Samuel Douglas

Statius’ Silvae and technical ekphrasis in the second sophistic

A Roman column, integrated into a later building, undergoing preservation work in NaplesProject Description: Ekphrasis as a pedagogical exercise emerges in the late first century AD, but the underlying structures of ekphrasis as a concept in rhetorical theory are evident in much earlier writers. My thesis project attempts to analyse Statius' Silvae through the lens of the known features of ekphrasis in the period in which it was written.
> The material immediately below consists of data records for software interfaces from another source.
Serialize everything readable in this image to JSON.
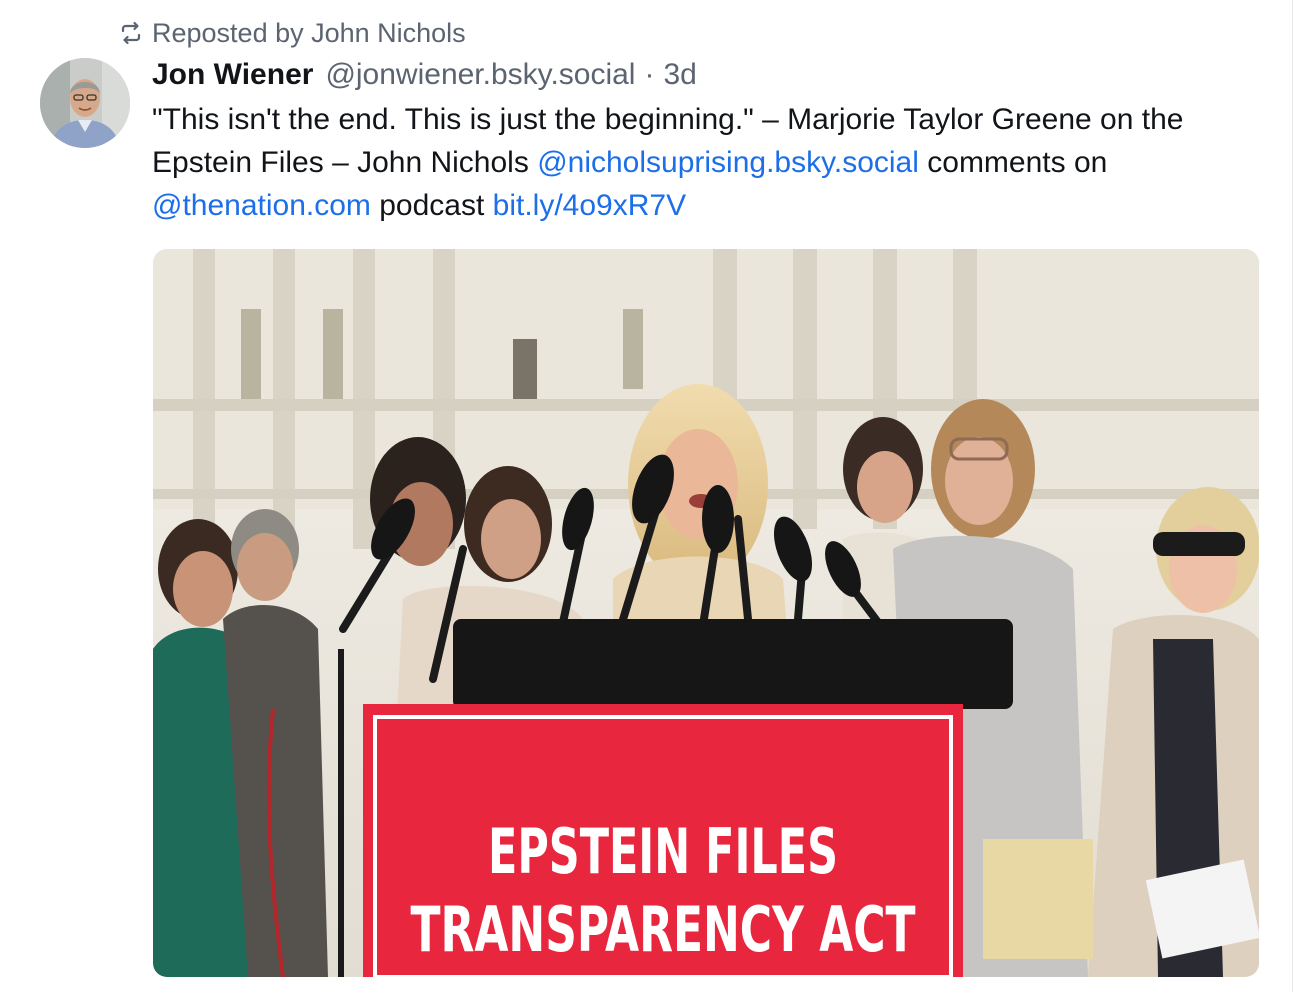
{
  "repost": {
    "label": "Reposted by John Nichols",
    "icon": "repost-icon"
  },
  "post": {
    "author": {
      "name": "Jon Wiener",
      "handle": "@jonwiener.bsky.social",
      "avatar_icon": "avatar-photo"
    },
    "separator": "·",
    "timestamp": "3d",
    "text": {
      "p1": "\"This isn't the end. This is just the beginning.\" – Marjorie Taylor Greene on the Epstein Files – John Nichols ",
      "link1": "@nicholsuprising.bsky.social",
      "p2": " comments on ",
      "link2": "@thenation.com",
      "p3": " podcast ",
      "link3": "bit.ly/4o9xR7V"
    },
    "image": {
      "sign_line1": "EPSTEIN FILES",
      "sign_line2": "TRANSPARENCY ACT"
    }
  },
  "colors": {
    "link": "#1c6fe8",
    "muted": "#5b6470",
    "text": "#111418",
    "sign_red": "#e8273f"
  }
}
The focus of the analysis is on those sections of the Silvae in which ekphrasis seems not to conform to more modern models of ekphrasis that emphasise artistic subjects, but instead examines the building projects, infrastructure, and environment of first century AD Rome. These sections are of particular interest where they engage with other modes of writing which are connected by the common thread of ekphrasis, which could reinforce an interpretation of ekphrasis as a cross-genre element. This interpretation arises both from similar uses in generically distant texts, and from the analysis of rhetorical theorists that discuss the texts. By examining these sections of poetry through the lens of rhetorical theory, the project aims to demonstrate the close connection between epideictic rhetoric and the poetry of the and the enduring influence of rhetorical concepts of ekphrasis on other traditions of ekphrastic writing in this period. In doing so it also aims to open up new approaches to reading Statius' non-art ekphrases.